__Supplied records__.
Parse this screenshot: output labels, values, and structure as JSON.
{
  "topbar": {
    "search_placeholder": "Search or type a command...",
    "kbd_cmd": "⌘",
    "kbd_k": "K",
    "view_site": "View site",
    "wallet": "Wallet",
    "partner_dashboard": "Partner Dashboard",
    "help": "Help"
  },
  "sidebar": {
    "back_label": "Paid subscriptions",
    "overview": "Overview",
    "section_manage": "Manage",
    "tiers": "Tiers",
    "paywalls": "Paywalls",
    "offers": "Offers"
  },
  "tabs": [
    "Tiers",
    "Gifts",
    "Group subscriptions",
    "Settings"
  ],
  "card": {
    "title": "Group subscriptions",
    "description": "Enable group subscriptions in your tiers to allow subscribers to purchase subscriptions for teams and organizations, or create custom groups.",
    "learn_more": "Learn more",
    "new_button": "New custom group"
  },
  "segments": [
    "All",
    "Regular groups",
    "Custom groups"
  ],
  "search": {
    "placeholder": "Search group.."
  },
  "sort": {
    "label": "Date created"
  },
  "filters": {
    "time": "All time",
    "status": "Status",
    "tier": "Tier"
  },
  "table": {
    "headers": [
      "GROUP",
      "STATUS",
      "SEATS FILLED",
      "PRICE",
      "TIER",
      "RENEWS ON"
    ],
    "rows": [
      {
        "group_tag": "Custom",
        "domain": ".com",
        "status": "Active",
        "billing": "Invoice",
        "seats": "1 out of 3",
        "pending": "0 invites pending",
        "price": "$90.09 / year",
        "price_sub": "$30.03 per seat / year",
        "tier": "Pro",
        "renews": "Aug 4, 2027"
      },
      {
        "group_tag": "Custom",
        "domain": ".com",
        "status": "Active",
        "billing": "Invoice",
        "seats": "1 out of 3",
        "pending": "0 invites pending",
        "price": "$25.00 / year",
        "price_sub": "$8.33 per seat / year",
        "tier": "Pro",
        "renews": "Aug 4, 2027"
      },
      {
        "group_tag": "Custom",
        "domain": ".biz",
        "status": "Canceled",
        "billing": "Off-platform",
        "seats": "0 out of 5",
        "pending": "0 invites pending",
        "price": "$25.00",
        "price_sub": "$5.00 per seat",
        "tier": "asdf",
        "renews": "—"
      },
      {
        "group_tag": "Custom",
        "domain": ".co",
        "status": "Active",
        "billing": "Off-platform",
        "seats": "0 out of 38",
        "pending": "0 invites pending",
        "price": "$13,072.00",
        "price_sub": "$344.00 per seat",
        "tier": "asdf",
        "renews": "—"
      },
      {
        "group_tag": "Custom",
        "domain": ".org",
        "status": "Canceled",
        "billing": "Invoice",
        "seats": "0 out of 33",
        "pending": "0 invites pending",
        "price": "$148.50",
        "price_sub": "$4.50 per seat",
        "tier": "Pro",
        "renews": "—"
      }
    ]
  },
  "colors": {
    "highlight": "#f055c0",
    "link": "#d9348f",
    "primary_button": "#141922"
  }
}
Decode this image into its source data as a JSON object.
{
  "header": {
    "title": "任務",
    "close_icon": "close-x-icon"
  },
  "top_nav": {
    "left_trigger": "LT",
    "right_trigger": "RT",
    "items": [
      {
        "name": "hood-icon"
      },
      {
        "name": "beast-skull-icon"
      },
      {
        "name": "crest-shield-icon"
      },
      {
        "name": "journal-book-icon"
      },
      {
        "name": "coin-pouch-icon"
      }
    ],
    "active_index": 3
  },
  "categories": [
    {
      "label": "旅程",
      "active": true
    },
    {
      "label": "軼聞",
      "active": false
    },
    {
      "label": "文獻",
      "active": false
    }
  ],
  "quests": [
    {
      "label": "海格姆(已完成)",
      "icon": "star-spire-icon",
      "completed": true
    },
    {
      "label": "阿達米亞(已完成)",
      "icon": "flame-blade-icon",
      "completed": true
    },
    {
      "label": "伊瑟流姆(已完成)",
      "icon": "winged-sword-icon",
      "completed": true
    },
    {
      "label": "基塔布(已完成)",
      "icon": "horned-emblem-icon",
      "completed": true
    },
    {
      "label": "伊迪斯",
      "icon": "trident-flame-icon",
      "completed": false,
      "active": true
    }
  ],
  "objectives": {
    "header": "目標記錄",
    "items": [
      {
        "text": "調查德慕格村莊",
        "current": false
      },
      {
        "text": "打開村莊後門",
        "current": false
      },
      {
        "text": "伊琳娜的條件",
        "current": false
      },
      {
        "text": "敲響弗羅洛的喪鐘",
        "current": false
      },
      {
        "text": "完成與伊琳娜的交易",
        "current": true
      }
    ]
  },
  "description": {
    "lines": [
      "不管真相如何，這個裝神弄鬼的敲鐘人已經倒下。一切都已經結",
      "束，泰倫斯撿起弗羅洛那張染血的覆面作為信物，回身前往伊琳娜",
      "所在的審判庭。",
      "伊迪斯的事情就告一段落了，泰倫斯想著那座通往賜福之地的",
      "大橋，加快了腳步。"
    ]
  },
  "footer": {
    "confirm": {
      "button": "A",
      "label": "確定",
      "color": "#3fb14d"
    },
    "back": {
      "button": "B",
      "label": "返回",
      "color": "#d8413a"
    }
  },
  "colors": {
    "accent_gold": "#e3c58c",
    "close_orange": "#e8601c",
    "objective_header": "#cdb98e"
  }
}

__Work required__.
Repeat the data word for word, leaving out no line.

__Your solution__.
Parse this screenshot: output labels, values, and structure as JSON.
{
  "topbar": {
    "search_placeholder": "Search or type a command...",
    "kbd_cmd": "⌘",
    "kbd_k": "K",
    "view_site": "View site",
    "wallet": "Wallet",
    "partner_dashboard": "Partner Dashboard",
    "help": "Help"
  },
  "sidebar": {
    "back_label": "Paid subscriptions",
    "overview": "Overview",
    "section_manage": "Manage",
    "tiers": "Tiers",
    "paywalls": "Paywalls",
    "offers": "Offers"
  },
  "tabs": [
    "Tiers",
    "Gifts",
    "Group subscriptions",
    "Settings"
  ],
  "card": {
    "title": "Group subscriptions",
    "description": "Enable group subscriptions in your tiers to allow subscribers to purchase subscriptions for teams and organizations, or create custom groups.",
    "learn_more": "Learn more",
    "new_button": "New custom group"
  },
  "segments": [
    "All",
    "Regular groups",
    "Custom groups"
  ],
  "search": {
    "placeholder": "Search group.."
  },
  "sort": {
    "label": "Date created"
  },
  "filters": {
    "time": "All time",
    "status": "Status",
    "tier": "Tier"
  },
  "table": {
    "headers": [
      "GROUP",
      "STATUS",
      "SEATS FILLED",
      "PRICE",
      "TIER",
      "RENEWS ON"
    ],
    "rows": [
      {
        "group_tag": "Custom",
        "domain": ".com",
        "status": "Active",
        "billing": "Invoice",
        "seats": "1 out of 3",
        "pending": "0 invites pending",
        "price": "$90.09 / year",
        "price_sub": "$30.03 per seat / year",
        "tier": "Pro",
        "renews": "Aug 4, 2027"
      },
      {
        "group_tag": "Custom",
        "domain": ".com",
        "status": "Active",
        "billing": "Invoice",
        "seats": "1 out of 3",
        "pending": "0 invites pending",
        "price": "$25.00 / year",
        "price_sub": "$8.33 per seat / year",
        "tier": "Pro",
        "renews": "Aug 4, 2027"
      },
      {
        "group_tag": "Custom",
        "domain": ".biz",
        "status": "Canceled",
        "billing": "Off-platform",
        "seats": "0 out of 5",
        "pending": "0 invites pending",
        "price": "$25.00",
        "price_sub": "$5.00 per seat",
        "tier": "asdf",
        "renews": "—"
      },
      {
        "group_tag": "Custom",
        "domain": ".co",
        "status": "Active",
        "billing": "Off-platform",
        "seats": "0 out of 38",
        "pending": "0 invites pending",
        "price": "$13,072.00",
        "price_sub": "$344.00 per seat",
        "tier": "asdf",
        "renews": "—"
      },
      {
        "group_tag": "Custom",
        "domain": ".org",
        "status": "Canceled",
        "billing": "Invoice",
        "seats": "0 out of 33",
        "pending": "0 invites pending",
        "price": "$148.50",
        "price_sub": "$4.50 per seat",
        "tier": "Pro",
        "renews": "—"
      }
    ]
  },
  "colors": {
    "highlight": "#f055c0",
    "link": "#d9348f",
    "primary_button": "#141922"
  }
}
Decode this image into its source data as a JSON object.
{
  "header": {
    "title": "任務",
    "close_icon": "close-x-icon"
  },
  "top_nav": {
    "left_trigger": "LT",
    "right_trigger": "RT",
    "items": [
      {
        "name": "hood-icon"
      },
      {
        "name": "beast-skull-icon"
      },
      {
        "name": "crest-shield-icon"
      },
      {
        "name": "journal-book-icon"
      },
      {
        "name": "coin-pouch-icon"
      }
    ],
    "active_index": 3
  },
  "categories": [
    {
      "label": "旅程",
      "active": true
    },
    {
      "label": "軼聞",
      "active": false
    },
    {
      "label": "文獻",
      "active": false
    }
  ],
  "quests": [
    {
      "label": "海格姆(已完成)",
      "icon": "star-spire-icon",
      "completed": true
    },
    {
      "label": "阿達米亞(已完成)",
      "icon": "flame-blade-icon",
      "completed": true
    },
    {
      "label": "伊瑟流姆(已完成)",
      "icon": "winged-sword-icon",
      "completed": true
    },
    {
      "label": "基塔布(已完成)",
      "icon": "horned-emblem-icon",
      "completed": true
    },
    {
      "label": "伊迪斯",
      "icon": "trident-flame-icon",
      "completed": false,
      "active": true
    }
  ],
  "objectives": {
    "header": "目標記錄",
    "items": [
      {
        "text": "調查德慕格村莊",
        "current": false
      },
      {
        "text": "打開村莊後門",
        "current": false
      },
      {
        "text": "伊琳娜的條件",
        "current": false
      },
      {
        "text": "敲響弗羅洛的喪鐘",
        "current": false
      },
      {
        "text": "完成與伊琳娜的交易",
        "current": true
      }
    ]
  },
  "description": {
    "lines": [
      "不管真相如何，這個裝神弄鬼的敲鐘人已經倒下。一切都已經結",
      "束，泰倫斯撿起弗羅洛那張染血的覆面作為信物，回身前往伊琳娜",
      "所在的審判庭。",
      "伊迪斯的事情就告一段落了，泰倫斯想著那座通往賜福之地的",
      "大橋，加快了腳步。"
    ]
  },
  "footer": {
    "confirm": {
      "button": "A",
      "label": "確定",
      "color": "#3fb14d"
    },
    "back": {
      "button": "B",
      "label": "返回",
      "color": "#d8413a"
    }
  },
  "colors": {
    "accent_gold": "#e3c58c",
    "close_orange": "#e8601c",
    "objective_header": "#cdb98e"
  }
}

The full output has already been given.